Demographic targeting has been used by advertisers long before the Internet was even a thing. Demographic targeting is a compilation of information about a certain group of people that the advertiser wants to target, such as their age, income, education level, marital status and so on. Advertisers can home in on one group, such as women, to sell their products, and they can use that targeting information to learn more about that group.
Infographics are visual representations of data, ranging from survey results to demographic information. Instead of just listing the numbers on the page or in a chart, an artist creates images that reflect the data or presents it in an interesting way.
Infographics are a gold mine for blog content, and demographic targeting can help you understand what kind of content your audience wants to read. Here are a few tips for how to use both create your blog content:
Rewrite Infographics Into Narrative Form
Infographics are created for visual learners, but not everyone prefers to process information that way. You can pull the data from the infographic and write a straight blog post with the information, including bolded words and bullet points to break up huge blocks of text.
Even if you have already published the infographic on your site, you can still write the blog post. Google does not count it as duplicate content because it cannot scan the infographic for the words; it only processes it as a picture.
This is actually being done on a daily basis over at MarketingInfographics.org, where they publish a new infographic every day, along with an original 300-500 word article to help with search rankings.
Explore an Interesting Facet of the Data
Infographics usually explore a topic in depth, presenting multiple interesting points. You can write a blog post that focuses in on just one aspect of the data.
For example, this bankruptcy report shows the highest number of bankruptcy filings by county and by state. You could write a blog post about why Tennessee is leading the state in bankruptcy filings. You might find that a major industry there is drying up or that the subprime mortgage crisis hit the state hard. You could then tie what you find back to your demographic information, highlighting the information that is most relevant to your target audience.
You can write multiple blog posts from one infographic using this strategy.

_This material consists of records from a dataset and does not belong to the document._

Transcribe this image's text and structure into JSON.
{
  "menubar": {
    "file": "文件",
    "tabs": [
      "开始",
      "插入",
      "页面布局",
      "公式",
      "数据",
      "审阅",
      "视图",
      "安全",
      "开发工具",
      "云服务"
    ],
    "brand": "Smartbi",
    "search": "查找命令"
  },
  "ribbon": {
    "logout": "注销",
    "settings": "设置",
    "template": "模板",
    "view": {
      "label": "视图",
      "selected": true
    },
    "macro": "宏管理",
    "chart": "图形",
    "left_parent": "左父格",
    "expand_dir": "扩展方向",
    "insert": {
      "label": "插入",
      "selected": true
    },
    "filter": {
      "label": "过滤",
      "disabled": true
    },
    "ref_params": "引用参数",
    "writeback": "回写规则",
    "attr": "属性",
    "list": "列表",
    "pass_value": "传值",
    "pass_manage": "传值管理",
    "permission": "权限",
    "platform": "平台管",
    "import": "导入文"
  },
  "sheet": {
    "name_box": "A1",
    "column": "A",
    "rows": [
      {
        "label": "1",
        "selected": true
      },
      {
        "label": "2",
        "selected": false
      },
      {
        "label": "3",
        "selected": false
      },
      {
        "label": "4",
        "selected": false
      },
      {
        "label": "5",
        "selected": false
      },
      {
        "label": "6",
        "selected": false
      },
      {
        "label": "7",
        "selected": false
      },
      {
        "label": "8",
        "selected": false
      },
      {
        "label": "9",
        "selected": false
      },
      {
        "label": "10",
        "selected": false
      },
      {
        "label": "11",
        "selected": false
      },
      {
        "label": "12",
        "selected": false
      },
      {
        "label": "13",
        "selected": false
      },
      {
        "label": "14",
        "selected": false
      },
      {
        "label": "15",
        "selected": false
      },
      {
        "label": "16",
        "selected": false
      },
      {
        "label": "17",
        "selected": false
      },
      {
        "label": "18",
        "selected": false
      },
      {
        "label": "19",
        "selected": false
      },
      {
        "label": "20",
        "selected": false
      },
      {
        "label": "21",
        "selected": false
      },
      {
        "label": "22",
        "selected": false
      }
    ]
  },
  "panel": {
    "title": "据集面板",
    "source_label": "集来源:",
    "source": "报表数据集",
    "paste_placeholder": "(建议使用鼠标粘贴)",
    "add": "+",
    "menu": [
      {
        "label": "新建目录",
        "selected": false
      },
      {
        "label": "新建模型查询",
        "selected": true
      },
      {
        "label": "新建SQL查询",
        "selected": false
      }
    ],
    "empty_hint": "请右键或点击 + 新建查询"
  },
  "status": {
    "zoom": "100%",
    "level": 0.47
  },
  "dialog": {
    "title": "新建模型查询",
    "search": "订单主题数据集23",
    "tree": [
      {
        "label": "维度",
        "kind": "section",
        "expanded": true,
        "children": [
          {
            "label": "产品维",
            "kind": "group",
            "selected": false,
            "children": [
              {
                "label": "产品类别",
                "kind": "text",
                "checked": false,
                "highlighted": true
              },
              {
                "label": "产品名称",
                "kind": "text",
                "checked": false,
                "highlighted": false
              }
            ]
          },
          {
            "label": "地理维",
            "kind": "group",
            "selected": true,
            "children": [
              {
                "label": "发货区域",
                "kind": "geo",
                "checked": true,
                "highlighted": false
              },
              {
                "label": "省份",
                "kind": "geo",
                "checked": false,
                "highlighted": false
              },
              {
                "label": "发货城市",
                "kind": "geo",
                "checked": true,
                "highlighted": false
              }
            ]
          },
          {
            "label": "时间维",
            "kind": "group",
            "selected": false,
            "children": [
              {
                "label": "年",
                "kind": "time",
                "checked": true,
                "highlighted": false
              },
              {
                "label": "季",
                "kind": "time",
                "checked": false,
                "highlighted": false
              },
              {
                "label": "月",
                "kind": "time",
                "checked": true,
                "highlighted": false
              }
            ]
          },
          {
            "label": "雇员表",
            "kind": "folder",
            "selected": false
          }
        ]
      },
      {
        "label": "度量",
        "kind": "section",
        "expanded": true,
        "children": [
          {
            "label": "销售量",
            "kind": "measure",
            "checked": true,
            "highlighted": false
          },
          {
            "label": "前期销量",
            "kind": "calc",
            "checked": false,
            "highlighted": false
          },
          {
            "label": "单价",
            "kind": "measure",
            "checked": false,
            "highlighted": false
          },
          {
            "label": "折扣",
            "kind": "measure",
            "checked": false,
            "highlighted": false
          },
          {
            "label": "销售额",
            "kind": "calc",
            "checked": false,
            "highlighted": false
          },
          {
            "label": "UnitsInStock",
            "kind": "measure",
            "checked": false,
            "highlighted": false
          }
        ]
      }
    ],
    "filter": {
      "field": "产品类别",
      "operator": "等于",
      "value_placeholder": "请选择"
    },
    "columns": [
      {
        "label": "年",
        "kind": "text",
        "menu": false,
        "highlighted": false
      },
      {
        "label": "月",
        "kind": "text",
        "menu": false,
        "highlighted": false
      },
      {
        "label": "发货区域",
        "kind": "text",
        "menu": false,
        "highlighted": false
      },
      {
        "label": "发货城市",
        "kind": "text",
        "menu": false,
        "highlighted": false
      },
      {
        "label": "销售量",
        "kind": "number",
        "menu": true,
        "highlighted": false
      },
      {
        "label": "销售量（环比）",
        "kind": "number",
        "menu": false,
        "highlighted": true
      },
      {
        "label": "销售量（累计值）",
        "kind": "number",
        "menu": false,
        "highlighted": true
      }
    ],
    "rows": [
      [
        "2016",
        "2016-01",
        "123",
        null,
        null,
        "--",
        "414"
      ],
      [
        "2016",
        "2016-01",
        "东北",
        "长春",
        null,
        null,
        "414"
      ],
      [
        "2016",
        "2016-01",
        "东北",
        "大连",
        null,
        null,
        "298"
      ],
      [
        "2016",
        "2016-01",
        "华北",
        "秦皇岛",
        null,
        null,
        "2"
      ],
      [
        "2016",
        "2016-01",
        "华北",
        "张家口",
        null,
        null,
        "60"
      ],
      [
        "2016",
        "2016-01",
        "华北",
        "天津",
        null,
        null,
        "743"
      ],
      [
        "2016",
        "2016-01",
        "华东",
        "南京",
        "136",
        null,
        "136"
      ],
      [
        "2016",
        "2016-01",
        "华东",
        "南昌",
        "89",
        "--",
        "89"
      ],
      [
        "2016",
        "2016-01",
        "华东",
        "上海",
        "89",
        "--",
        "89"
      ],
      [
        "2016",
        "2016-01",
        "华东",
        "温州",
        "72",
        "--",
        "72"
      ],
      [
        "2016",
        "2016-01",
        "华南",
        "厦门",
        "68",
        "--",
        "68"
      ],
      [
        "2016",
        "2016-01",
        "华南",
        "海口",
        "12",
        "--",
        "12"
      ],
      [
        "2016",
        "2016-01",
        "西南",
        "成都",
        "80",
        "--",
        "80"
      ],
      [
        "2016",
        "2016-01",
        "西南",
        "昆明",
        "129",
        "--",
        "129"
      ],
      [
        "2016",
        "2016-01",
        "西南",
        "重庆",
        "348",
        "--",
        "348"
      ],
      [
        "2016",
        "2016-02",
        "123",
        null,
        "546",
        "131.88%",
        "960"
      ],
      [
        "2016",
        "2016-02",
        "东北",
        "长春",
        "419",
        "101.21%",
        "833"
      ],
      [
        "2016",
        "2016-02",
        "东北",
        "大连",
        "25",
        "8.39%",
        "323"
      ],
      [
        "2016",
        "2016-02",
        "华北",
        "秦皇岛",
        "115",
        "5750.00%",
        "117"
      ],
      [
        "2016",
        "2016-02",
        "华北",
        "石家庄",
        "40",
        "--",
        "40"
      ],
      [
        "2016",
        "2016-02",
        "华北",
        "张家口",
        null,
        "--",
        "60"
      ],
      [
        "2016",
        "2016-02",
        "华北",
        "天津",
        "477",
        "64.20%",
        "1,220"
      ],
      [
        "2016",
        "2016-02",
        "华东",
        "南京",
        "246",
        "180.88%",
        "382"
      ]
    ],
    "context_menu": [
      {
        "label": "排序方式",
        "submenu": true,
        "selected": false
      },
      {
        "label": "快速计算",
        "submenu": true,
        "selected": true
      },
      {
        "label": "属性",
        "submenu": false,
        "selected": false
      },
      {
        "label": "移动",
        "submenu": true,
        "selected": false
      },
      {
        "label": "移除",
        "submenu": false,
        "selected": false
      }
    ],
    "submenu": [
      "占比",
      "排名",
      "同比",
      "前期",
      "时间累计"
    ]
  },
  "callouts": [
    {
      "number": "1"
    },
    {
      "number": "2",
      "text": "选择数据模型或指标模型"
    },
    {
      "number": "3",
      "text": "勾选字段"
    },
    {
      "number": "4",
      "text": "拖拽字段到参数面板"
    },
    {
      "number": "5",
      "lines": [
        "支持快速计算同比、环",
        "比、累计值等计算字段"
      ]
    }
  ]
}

When analyzing the data from an infographic, you might find that trends emerge. For example, the bankruptcy report above shows that many of the states with the most bankruptcy filings are in the south and themidwest. You could explore why that is and write a blog post or series of posts that explain what’s been happening in the economy over the last several years.
Google Trends is a great example of a way to look at different data points and demographics that people are currently searching for on any given day.
Compare and Contrast
The data from every infographic has a source. Usually, it’s a study released by some think tank, government agency or corporation. These groups typically have an agenda, and their research may not always be airtight. You may find other studies that present competing information.
Even if the infographic is being posted on another site that isn’t the original, you can usually find the infographic source at the bottom of the article.
Look for other studies on the same topic, and write a post or series of post that compare and contrast the data. Explore why there are discrepancies and what the information means for your target demographic.
Start a Debate
Find infographics on potentially controversial subjects, like this one on breastfeeding, and use the information to start a debate. For this infographic, you could explore why breastfeeding rates have risen, whether it is beneficial, and what more could be done to promote breastfeeding. You could then invite your readers to share their thoughts. Just take a look at the social shares surrounding this post and topic.
These types of conversations can spark huge debates that will channel plenty of traffic to your site and make your readers feel more engaged.
Infographics and demographic information are a treasure trove of data that you can use to create dynamic content for your blog and grow your readership. Explore all the ways you can use them to create content.